======== DATA SUPPLIED

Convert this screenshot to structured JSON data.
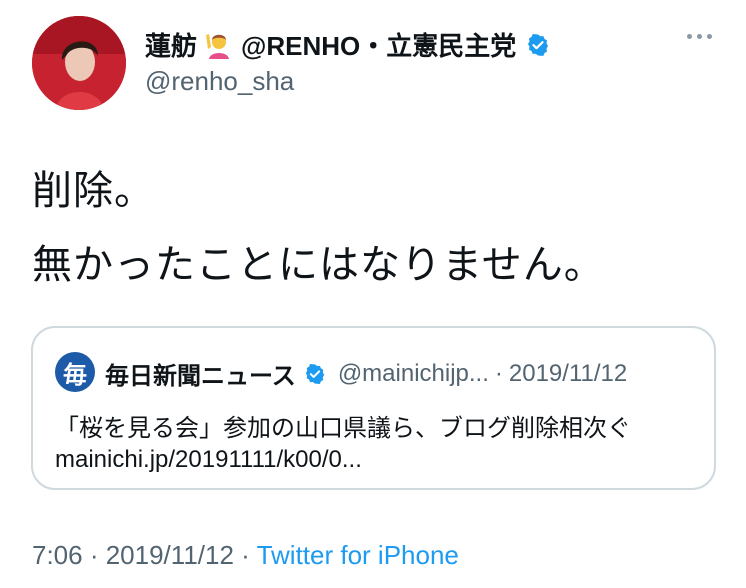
{
  "header": {
    "display_name": "蓮舫",
    "name_suffix": "@RENHO・立憲民主党",
    "handle": "@renho_sha",
    "emoji_icon": "person-raising-hand-icon",
    "verified_icon": "verified-badge-icon",
    "more_icon": "more-options-icon"
  },
  "tweet": {
    "line1": "削除。",
    "line2": "無かったことにはなりません。"
  },
  "quote": {
    "logo_glyph": "毎",
    "name": "毎日新聞ニュース",
    "handle": "@mainichijp...",
    "separator": "·",
    "date": "2019/11/12",
    "line1": "「桜を見る会」参加の山口県議ら、ブログ削除相次ぐ",
    "line2": "mainichi.jp/20191111/k00/0..."
  },
  "footer": {
    "time": "7:06",
    "sep1": " · ",
    "date": "2019/11/12",
    "sep2": " · ",
    "source": "Twitter for iPhone"
  },
  "colors": {
    "text": "#0f1419",
    "secondary": "#536471",
    "link": "#1d9bf0",
    "verified": "#1d9bf0",
    "border": "#cfd9de"
  }
}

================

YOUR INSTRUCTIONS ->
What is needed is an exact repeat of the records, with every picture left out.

EXERCISE OUTPUT ->
Convert this screenshot to structured JSON data.
{
  "header": {
    "display_name": "蓮舫",
    "name_suffix": "@RENHO・立憲民主党",
    "handle": "@renho_sha",
    "emoji_icon": "person-raising-hand-icon",
    "verified_icon": "verified-badge-icon",
    "more_icon": "more-options-icon"
  },
  "tweet": {
    "line1": "削除。",
    "line2": "無かったことにはなりません。"
  },
  "quote": {
    "logo_glyph": "毎",
    "name": "毎日新聞ニュース",
    "handle": "@mainichijp...",
    "separator": "·",
    "date": "2019/11/12",
    "line1": "「桜を見る会」参加の山口県議ら、ブログ削除相次ぐ",
    "line2": "mainichi.jp/20191111/k00/0..."
  },
  "footer": {
    "time": "7:06",
    "sep1": " · ",
    "date": "2019/11/12",
    "sep2": " · ",
    "source": "Twitter for iPhone"
  },
  "colors": {
    "text": "#0f1419",
    "secondary": "#536471",
    "link": "#1d9bf0",
    "verified": "#1d9bf0",
    "border": "#cfd9de"
  }
}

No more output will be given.